Maria had an evaluation with another speech therapist yesterday. He told Cathy he’d look at her but there’s a waiting list a mile long. As he’s holding her and playing with her, he says, “Well, sometimes we make exceptions to the waiting list”. He plays with her some more then, “You know, I actually have an opening, but I’m not the one who makes the final decision.” And finally, “Oh, heck, let’s start next week.” Bwahaha, none can resist her charms.

We can only hope that Maria will use her power for good rather than evil.

Greek festival

Monday, May 8th, 2006

We went to a Greek festival this weekend. Food, music, folk dancing, the usual. Maria seemed to enjoy herself for the most part. Something very interesting happened when the band started playing a song with “Maria” in the chorus. She suddenly got really quiet and started listening. I have a video of her doing something similar to that personalized CD we got, but I foolishly filmed the video sideways and need to rotate it before I post it. I’ve seen her do that many times over the last week or two and I firmly believe she is deliberately responding to her name. I vaguely remember reading something a while back on auditory processing disorders that it is good to start sentences with her name as it will trigger her brain to pay attention. I guess it works that way on kids with normal hearing as well 🙂

Music hath charms

Thursday, May 4th, 2006

Maria seems to be responding even more to music lately, though maybe we are just playing more of it. We got her one of those personalized CDs where they use her name in the songs and, though the songs are just awful, she seems to enjoy them. Not only does she get quiet when the music is playing, but she moves her feet and arms like she’s dancing.

She sees a music therapist for the first time next Thursday. There’s a larger therapy place Cathy is trying to get her into so this person might just be temporary, but I’m curious how this will go. I’m glad it’s one of my Maria days so I can see how this person works with her. The advantage of this therapist is that she comes to the house; the larger agency means we’ll have to take her there.

Maria MIGHT be finally starting to respond to her name.
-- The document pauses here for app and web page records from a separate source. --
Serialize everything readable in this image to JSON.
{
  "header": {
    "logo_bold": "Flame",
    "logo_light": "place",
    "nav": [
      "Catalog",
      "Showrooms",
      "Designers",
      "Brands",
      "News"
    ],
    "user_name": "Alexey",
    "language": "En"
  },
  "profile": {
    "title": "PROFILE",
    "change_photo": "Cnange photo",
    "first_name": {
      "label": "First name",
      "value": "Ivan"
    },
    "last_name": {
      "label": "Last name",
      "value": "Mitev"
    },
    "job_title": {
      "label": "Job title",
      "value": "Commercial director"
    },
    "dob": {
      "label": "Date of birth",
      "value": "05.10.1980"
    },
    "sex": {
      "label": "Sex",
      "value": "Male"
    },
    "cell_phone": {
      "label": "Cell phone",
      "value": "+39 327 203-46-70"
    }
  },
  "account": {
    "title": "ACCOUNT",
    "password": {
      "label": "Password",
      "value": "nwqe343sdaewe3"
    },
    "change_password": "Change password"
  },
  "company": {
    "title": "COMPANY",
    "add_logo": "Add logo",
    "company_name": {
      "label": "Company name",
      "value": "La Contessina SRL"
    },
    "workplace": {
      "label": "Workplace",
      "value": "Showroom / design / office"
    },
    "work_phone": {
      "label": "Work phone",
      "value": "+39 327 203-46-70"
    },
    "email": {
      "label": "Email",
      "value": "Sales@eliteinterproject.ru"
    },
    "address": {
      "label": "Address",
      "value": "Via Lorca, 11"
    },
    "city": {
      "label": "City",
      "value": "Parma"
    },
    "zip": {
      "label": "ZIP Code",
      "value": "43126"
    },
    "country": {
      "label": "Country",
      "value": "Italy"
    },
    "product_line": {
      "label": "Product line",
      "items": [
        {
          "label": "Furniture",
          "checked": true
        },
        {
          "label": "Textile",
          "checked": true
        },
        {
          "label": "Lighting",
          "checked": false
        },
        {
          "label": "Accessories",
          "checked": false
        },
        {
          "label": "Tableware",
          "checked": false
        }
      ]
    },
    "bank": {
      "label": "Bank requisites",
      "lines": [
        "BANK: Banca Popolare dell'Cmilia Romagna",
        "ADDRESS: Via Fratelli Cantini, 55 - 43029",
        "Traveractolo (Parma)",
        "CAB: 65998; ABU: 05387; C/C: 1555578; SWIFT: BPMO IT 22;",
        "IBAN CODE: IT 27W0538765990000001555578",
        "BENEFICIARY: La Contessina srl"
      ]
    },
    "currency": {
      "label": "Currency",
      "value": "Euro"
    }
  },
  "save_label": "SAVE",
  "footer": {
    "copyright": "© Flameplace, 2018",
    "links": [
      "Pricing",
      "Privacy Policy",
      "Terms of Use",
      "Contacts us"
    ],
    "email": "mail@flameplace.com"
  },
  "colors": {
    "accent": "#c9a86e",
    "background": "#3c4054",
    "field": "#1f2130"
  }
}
We hate to get our hopes up, but I’ve certainly noticed several times that she will calm if I say “Hi Maria”. Then again, sometimes she doesn’t. Manolis say he has seen her turn toward him if he says her name, and I think others have started to notice things. Her signals are so subtle and intermittent that it’s always hard to tell if something is real or just coincidence, but (for me at least) I’ve seen it enough times that I think she’s starting to make the connection.

She continues to be very stuffy and we are pretty sure it’s allergies rather than a cold. We think that when her sinuses drain into her throat she chokes and that’s what makes her cough so much. I haven’t found that Triaminic makes much of a difference, but we try different things. She has been keeping Cathy up pretty much every night with her coughing since they got back from Oregon.